Task directions: Please work out how many lines include the word "команды" in the entries, and reply with only the count.

--- Provided data Enclosed Below ---

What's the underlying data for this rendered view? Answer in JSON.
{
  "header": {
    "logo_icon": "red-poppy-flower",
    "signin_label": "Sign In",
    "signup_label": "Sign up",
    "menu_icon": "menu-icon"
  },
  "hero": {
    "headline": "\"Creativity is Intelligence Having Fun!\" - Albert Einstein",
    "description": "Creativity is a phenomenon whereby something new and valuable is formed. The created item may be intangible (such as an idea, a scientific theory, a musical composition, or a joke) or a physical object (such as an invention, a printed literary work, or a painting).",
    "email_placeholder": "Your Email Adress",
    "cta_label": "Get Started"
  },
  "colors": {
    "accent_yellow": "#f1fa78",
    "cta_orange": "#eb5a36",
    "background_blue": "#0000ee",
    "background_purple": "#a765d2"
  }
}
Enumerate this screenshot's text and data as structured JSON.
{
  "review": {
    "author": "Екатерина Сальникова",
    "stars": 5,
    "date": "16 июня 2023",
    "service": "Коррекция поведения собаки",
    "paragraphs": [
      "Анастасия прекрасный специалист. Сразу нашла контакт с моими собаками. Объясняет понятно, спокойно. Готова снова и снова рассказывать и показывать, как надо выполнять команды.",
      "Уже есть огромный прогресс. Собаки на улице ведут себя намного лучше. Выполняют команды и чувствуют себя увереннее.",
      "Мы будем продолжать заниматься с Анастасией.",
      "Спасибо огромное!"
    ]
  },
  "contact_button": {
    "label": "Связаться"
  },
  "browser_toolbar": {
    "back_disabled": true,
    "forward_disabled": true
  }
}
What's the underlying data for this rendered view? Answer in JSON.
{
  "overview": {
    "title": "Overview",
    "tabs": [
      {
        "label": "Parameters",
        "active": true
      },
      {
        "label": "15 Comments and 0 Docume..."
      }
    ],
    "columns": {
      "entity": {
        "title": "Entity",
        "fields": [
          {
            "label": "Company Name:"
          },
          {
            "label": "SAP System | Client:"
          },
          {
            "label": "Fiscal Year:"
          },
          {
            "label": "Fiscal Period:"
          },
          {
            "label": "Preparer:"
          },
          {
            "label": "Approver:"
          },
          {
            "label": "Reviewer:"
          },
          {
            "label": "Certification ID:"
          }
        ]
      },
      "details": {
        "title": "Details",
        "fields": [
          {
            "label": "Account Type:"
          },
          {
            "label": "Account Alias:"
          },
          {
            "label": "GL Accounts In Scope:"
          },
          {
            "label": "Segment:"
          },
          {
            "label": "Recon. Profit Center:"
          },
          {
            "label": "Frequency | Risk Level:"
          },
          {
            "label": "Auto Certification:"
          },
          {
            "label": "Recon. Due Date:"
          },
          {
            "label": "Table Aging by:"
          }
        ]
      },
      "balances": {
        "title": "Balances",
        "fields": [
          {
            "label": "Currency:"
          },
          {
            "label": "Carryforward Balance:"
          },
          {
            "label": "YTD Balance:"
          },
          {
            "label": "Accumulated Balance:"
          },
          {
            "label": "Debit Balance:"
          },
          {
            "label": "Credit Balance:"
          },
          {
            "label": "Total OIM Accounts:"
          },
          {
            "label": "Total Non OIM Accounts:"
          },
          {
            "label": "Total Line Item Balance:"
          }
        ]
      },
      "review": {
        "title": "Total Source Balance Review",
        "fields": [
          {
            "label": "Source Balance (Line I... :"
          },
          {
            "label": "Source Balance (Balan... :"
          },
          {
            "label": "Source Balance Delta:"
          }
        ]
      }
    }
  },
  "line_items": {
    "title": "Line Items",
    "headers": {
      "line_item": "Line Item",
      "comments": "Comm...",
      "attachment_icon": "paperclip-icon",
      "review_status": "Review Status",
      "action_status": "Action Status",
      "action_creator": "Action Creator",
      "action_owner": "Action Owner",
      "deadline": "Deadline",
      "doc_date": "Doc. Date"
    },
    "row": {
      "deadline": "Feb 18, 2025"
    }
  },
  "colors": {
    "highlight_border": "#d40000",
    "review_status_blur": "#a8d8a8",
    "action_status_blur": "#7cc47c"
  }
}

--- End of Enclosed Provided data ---

Reply to the task: 2